Conversely, it may come about that those ugly solar panels become a status symbol themselves. (I'm sure they are in some neighborhoods.) After all, the Prius is not a particularly cool-looking or beautifully designed car. But over time it has become a kind of status symbol, identifying its owner as a conscientious citizen of the world. Here again, a well-designed customer experience (self-respect and the respect of others) is the foundation for both profitability (Toyota (TM) can't keep up with the demand) and sustainability.
Bigger Playing Field
There's a literary trend these days of rewriting the classics from different points of view; telling the story of the Trojan War in Helen's voice, for instance. It's a wide-open field and there's no danger of being sued by Homer or Shakespeare. Designers might do very well to take this approach to the panoply of inventions and innovations that have already been developed—the car, the computer, the credit card, the answering machine, the washing machine, the drive-in, the airport, the air conditioner, and on and on—but this time taking into account the psychological, emotional, social, and ecological factors that weren't on the minds of—or given priority by—engineers, designers, or customers at the time these innovations were first conceived.
Designers now have an ethical responsibility to avert the destruction of the planet on which their children and grandchildren must live—this is the same responsibility any of us has. Designers also have a professional responsibility to help their clients' profitability in the short and medium terms by designing products that cost less to produce and are more desirable. Finally, designers have a long-term fiduciary responsibility to their clients; the degradation or destruction of the environment is in nobody's long-term interest.

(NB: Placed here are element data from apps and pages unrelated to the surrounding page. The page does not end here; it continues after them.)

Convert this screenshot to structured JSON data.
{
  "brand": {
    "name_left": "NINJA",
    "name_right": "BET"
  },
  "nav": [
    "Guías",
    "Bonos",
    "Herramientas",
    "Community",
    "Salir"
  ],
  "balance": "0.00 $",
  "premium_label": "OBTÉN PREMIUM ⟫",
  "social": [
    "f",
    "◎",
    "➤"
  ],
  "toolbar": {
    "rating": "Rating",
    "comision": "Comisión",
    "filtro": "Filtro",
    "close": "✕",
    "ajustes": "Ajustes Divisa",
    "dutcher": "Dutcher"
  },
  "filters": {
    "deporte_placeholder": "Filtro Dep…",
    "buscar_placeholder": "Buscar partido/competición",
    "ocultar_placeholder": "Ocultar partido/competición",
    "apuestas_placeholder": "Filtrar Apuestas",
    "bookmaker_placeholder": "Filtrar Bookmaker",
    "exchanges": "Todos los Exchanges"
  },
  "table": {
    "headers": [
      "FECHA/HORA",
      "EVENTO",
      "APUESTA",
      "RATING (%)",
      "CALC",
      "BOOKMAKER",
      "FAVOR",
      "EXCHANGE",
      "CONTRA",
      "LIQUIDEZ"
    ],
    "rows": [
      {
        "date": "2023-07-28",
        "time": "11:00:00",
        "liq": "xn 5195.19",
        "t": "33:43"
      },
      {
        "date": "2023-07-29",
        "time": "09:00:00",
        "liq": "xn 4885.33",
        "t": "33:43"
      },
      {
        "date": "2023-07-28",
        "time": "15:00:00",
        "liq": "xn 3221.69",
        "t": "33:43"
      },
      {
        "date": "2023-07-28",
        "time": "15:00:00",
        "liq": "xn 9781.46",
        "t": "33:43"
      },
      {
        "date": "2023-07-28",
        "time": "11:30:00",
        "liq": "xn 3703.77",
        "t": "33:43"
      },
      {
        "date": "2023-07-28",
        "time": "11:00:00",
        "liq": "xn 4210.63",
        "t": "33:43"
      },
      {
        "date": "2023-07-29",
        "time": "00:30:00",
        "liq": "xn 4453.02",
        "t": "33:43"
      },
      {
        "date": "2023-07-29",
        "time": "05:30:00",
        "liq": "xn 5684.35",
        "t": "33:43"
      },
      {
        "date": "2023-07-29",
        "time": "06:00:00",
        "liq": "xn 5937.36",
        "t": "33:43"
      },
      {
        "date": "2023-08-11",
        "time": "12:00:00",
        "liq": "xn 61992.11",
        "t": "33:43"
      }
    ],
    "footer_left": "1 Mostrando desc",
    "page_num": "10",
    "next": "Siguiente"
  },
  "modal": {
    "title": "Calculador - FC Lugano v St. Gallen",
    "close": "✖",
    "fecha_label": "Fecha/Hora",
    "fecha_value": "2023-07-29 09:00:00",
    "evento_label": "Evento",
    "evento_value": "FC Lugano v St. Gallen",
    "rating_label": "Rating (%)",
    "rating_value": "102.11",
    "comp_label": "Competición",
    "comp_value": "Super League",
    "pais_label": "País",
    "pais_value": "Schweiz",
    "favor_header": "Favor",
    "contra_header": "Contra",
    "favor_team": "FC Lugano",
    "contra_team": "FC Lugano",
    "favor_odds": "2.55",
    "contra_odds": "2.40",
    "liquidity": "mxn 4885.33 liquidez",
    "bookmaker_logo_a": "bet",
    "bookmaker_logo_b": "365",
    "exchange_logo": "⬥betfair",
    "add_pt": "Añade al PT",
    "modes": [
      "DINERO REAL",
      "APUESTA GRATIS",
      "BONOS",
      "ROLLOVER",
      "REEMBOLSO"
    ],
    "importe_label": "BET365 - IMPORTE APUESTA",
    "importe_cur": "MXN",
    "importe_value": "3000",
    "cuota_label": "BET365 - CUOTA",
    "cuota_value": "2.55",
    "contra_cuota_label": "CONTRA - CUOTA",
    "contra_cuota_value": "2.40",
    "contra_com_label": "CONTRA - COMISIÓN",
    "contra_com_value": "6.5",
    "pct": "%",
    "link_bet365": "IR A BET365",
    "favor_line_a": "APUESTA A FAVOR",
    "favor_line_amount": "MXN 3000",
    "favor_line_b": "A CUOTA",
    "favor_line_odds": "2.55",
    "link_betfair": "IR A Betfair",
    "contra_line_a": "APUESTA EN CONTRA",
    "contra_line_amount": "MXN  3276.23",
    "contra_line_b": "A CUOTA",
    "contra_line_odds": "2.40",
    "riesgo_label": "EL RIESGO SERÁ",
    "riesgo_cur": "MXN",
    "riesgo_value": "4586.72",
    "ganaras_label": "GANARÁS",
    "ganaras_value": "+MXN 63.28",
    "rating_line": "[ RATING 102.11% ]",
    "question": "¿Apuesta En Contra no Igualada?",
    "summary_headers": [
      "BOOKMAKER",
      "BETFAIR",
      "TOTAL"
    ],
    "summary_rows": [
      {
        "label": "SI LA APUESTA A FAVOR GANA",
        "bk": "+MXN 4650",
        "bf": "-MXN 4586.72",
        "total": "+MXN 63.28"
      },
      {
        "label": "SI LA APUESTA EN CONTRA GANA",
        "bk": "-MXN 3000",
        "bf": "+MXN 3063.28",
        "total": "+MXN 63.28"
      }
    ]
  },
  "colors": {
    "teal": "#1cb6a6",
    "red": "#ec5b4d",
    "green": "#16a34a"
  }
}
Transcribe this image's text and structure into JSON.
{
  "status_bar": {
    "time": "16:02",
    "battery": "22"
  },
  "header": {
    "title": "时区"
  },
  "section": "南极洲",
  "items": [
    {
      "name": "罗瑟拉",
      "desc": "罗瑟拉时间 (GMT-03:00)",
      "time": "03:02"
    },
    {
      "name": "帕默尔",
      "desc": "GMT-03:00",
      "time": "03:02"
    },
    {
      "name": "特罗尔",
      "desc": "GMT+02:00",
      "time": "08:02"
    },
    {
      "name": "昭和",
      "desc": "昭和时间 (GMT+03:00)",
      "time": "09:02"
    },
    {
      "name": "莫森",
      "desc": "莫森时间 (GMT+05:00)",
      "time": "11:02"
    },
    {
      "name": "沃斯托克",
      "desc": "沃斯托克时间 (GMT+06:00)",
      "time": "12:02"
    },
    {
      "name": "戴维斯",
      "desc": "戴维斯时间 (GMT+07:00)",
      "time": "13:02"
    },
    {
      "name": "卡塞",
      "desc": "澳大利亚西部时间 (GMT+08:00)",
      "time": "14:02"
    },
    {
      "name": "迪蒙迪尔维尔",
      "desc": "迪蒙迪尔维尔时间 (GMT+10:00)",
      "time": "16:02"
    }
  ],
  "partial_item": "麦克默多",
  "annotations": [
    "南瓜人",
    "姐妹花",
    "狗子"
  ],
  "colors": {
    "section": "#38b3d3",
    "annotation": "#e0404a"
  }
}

We can fulfill all these responsibilities by adopting a 21st century definition of "better" and then going about our business of designing better products and services, applying a new kind of "cool" to a rapidly overheating world.